**** Stored data

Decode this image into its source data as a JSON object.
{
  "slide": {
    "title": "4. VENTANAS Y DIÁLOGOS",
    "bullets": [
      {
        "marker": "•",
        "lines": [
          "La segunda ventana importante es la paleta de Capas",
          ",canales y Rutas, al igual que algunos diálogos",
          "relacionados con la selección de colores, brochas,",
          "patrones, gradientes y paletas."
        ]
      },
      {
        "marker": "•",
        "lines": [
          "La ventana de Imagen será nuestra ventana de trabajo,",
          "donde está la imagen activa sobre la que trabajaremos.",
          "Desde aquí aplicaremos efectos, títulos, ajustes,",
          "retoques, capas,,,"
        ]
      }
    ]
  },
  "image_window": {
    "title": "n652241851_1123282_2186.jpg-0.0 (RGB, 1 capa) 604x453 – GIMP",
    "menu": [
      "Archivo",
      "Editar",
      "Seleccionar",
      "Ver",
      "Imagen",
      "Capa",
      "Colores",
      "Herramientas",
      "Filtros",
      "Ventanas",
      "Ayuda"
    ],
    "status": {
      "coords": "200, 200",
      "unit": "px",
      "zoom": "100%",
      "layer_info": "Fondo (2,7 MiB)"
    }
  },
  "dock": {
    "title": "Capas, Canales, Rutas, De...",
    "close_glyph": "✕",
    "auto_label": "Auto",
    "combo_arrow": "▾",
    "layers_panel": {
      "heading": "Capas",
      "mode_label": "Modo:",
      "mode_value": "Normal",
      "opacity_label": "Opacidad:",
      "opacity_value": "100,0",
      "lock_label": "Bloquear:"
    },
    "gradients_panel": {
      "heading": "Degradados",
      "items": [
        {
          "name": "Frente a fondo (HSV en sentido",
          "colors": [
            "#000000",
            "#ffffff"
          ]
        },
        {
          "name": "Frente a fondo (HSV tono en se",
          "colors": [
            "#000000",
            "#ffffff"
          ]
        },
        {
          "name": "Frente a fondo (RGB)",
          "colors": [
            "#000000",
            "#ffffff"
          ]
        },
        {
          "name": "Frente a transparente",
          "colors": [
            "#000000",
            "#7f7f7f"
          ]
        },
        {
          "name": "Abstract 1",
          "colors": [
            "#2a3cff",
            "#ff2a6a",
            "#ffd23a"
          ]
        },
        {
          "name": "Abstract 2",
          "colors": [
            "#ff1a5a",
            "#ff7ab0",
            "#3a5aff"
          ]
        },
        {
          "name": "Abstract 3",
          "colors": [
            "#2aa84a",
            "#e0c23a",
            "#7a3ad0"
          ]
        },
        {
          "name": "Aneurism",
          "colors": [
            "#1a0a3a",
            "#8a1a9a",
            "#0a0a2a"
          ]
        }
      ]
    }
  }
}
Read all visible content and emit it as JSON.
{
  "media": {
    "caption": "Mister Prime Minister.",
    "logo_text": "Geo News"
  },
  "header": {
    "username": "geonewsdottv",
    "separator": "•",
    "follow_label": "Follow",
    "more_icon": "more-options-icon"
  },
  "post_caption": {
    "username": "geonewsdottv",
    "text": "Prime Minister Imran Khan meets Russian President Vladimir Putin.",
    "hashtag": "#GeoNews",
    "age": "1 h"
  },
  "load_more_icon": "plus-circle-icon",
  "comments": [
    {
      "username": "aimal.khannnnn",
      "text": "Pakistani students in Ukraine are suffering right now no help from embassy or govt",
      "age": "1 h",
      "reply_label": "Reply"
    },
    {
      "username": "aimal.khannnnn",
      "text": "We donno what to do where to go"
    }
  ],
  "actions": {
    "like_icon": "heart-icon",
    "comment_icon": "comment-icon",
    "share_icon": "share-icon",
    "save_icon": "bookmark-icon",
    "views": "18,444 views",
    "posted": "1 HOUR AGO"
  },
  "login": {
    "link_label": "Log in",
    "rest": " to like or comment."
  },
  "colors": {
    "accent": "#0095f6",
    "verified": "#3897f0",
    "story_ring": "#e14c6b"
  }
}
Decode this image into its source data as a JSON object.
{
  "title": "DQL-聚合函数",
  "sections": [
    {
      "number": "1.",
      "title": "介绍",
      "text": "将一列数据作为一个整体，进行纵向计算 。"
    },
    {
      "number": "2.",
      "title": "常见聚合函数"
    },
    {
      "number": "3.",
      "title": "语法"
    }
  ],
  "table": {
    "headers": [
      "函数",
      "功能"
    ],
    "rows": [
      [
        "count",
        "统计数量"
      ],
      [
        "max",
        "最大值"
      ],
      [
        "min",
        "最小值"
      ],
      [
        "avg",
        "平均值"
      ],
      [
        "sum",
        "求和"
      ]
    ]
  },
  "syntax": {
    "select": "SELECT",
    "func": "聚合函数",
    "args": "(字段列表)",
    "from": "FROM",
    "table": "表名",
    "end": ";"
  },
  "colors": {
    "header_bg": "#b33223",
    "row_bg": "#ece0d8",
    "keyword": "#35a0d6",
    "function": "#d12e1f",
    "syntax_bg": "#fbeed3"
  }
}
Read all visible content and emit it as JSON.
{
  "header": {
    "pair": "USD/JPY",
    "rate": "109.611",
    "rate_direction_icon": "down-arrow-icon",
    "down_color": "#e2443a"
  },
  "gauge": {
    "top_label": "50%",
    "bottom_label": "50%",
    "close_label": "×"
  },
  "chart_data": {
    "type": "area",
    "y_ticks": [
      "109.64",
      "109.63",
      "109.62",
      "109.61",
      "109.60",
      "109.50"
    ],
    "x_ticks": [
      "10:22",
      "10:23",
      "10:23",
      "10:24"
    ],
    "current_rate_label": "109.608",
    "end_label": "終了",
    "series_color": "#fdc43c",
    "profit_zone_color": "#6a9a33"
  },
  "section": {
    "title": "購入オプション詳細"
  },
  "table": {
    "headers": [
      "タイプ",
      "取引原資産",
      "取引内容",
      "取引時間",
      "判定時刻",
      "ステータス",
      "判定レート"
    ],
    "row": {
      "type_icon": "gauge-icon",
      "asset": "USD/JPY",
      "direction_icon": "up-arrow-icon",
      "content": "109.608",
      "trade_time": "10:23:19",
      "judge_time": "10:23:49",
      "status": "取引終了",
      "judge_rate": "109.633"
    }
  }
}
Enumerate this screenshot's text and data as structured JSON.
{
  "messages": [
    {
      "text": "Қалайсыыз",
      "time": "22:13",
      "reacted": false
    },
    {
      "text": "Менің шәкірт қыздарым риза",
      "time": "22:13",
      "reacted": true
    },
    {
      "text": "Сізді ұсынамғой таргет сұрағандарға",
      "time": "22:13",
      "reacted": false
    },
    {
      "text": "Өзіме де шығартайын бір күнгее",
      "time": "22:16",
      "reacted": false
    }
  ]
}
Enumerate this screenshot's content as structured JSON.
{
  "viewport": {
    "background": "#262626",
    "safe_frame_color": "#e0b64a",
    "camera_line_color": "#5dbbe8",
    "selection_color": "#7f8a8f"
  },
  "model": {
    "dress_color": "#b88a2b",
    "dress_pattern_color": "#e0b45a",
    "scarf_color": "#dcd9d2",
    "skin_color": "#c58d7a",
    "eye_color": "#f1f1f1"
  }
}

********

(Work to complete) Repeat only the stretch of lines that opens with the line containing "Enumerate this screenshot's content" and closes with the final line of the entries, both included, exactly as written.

(Answer to this problem)
Enumerate this screenshot's content as structured JSON.
{
  "viewport": {
    "background": "#262626",
    "safe_frame_color": "#e0b64a",
    "camera_line_color": "#5dbbe8",
    "selection_color": "#7f8a8f"
  },
  "model": {
    "dress_color": "#b88a2b",
    "dress_pattern_color": "#e0b45a",
    "scarf_color": "#dcd9d2",
    "skin_color": "#c58d7a",
    "eye_color": "#f1f1f1"
  }
}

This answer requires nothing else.